Labor Day weekend for all intents and purposes marks the end of summer. This long weekend, once an eagerly anticipated way point in my year now serves as an annual reminder that once again I spent more time over the summer in the office furthering someone else’s agenda than I did out of the office living my own. Sadly, I realize that I have created the situation, enabled it, chained myself to it and continually allow it to drag me off course. It’s affecting my health but worse it’s affecting my fishing life. The cinder worm hatch, Nantucket, Montauk, Flamingo, Jupiter, a couple of new fly patterns…just a few of the things on the short list I made in May. None have been checked off. Sometimes I really piss myself off. But I digress. I just want to go fishing.
So on Friday afternoon I bid farewell to the office, emails and conference calls. I put the top down on the Jeep, cranked the “oldies” station on the radio and headed north to Maine to see my daughter and hang out on the lake with my sister and family for a few days. Sitting in traffic on 93 I looked in the rear view and thought of the south side of Cape Cod and wondered if the albies would show up this weekend. As I pondered the question and my schedule for next weekend, Sheryl Crow’s voice came across the radio;
“It’s not about having what you want
It’s wanting what you’ve got”

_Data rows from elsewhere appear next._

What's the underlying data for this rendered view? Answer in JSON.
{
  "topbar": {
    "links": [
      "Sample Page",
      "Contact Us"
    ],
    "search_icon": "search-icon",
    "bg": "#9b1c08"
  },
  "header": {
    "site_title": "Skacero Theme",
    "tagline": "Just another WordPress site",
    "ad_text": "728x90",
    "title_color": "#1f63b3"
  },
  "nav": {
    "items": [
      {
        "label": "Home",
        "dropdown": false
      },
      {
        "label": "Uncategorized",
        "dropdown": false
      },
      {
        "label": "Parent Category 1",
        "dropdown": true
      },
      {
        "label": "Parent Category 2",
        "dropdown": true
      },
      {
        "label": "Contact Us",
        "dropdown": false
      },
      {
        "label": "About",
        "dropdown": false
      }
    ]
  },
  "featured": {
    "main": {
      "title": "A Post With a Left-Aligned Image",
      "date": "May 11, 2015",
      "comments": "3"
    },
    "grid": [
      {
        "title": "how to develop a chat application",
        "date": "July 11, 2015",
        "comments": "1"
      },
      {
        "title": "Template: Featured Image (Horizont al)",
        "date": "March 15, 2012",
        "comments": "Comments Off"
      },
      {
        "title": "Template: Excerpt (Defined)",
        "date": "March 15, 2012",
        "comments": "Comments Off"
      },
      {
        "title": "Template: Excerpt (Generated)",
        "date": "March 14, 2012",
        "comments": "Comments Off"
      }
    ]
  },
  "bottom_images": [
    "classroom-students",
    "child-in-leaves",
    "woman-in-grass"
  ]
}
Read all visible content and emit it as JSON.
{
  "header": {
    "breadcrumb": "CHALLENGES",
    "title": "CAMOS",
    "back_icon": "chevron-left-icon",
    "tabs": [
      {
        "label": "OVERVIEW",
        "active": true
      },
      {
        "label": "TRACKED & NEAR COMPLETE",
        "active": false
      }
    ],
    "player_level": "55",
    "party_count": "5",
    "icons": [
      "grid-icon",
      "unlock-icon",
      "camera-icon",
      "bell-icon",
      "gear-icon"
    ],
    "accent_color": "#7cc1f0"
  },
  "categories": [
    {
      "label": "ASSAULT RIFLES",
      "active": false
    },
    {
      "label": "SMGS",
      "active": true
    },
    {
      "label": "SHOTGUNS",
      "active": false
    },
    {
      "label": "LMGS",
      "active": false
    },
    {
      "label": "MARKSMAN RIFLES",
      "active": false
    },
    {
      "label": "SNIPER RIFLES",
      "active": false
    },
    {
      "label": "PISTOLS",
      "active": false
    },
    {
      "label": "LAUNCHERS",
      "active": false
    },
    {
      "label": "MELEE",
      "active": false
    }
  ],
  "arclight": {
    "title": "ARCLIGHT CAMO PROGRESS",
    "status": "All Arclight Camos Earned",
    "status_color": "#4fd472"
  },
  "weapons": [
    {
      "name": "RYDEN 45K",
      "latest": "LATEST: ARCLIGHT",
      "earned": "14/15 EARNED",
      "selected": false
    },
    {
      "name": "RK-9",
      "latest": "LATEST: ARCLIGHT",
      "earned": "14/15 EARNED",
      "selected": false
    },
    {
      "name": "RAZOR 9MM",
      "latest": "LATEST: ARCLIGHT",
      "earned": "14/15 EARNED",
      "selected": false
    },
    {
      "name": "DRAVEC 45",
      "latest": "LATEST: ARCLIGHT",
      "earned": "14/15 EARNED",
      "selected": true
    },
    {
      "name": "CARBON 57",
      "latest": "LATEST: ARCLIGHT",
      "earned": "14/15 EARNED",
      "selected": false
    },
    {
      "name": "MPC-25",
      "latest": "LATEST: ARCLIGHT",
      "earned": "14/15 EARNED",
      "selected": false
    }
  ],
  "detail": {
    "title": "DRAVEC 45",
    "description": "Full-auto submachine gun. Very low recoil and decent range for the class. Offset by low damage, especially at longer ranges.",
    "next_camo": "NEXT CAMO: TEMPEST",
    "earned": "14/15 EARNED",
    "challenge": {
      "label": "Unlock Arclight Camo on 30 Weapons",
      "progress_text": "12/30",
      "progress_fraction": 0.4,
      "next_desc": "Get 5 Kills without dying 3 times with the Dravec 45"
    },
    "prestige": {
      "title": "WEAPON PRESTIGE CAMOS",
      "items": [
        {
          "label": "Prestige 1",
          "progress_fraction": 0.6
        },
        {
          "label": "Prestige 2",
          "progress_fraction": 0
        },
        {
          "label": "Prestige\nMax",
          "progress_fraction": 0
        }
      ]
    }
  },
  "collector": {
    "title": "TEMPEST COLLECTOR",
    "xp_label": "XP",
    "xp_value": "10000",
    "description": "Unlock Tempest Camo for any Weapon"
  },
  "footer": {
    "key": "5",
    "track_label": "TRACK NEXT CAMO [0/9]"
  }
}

This sent me down another avenue of contemplation. Last winter at the Bears Den Fly Fishing Show I was set up tying flies beside my friends Pat Cohen and Rich Strolis, two of the best fly tiers out there. At one point during the day we were talking with a gentleman who was jammed up about not being able to fish in some of the popular “adventure fishing destination locations’ because of finances and logistics. Collectively we assured him that he could find “adventure” on his local water for less than a dollar just by changing things up a bit. Targeting a different species, a different type of water, a different time of day, trying a new spot close to home …the possibilities are only limited by one’s own creativity. At some point in the conversation I am pretty sure that something along the lines of “fishing where you can and forgetting about where you can’t” was said. I thought about this, and Sheryl, for the next hundred miles. I put the albies out of my mind and made a plan.
First light on Saturday morning found me paddling in search of adventure. During my last visit to the lake I had found a shallow cove full of (chain) pickerel while hunting for largemouth from the kayak. Some of them were good sized and in shallow water when they realize they’re hooked and can’t dive, they run and explode out of the water. They are aggressive and will eat almost anything but what draws me to this spot is that it is very similar to fishing mangroves for snook. Long casts over the weed beds, floating plant life, stumps, dropping the fly into a space the size of a shoe box underneath overhanging branches and bushes. It’s long ball and short game all wrapped into one. Fast strips, vicious hits, boiling water. I couldn’t stop.
Saturday morning was all sub-surface fishing using a multi-colored fly I call April’s Reign. Simple, beautiful and catches everything.
Sunday morning I was back at it but arrived in the dark. It was top water with orange and yellow poppers. Throwing ‘Glades style right at the overhanging canopy so the popper would hit the branches and drop to the water, one or two strips and the pickerel would inhale the popper. Or follow it and envelop it like the sea creature did to Kevin Costner in “Waterworld.” At least that’s what it looked like from my seat.
I sit and write this on Labor Day morning looking out on the lake as rain falls in torrential downpours. My Beulah Bluewater 8/9 weight loaded with a Cheeky Mojo 425 leans against the picnic table rigged and ready, faithfully staring back at me through the window like my dogs used to waiting for a tennis ball to be thrown. In the distance thunder rolls and the wind drives waves onto the beach. I sit back with my coffee and close my eyes. There will be no fishing this morning. I gladly embrace the peace of this moment. I have the images of the last two mornings playing a slide show in my mind, set to proverbial lyrics;
“I’m gonna soak up the sun
Got my 45 on
So I can rock on.”
At a lake in Maine
2 September 2013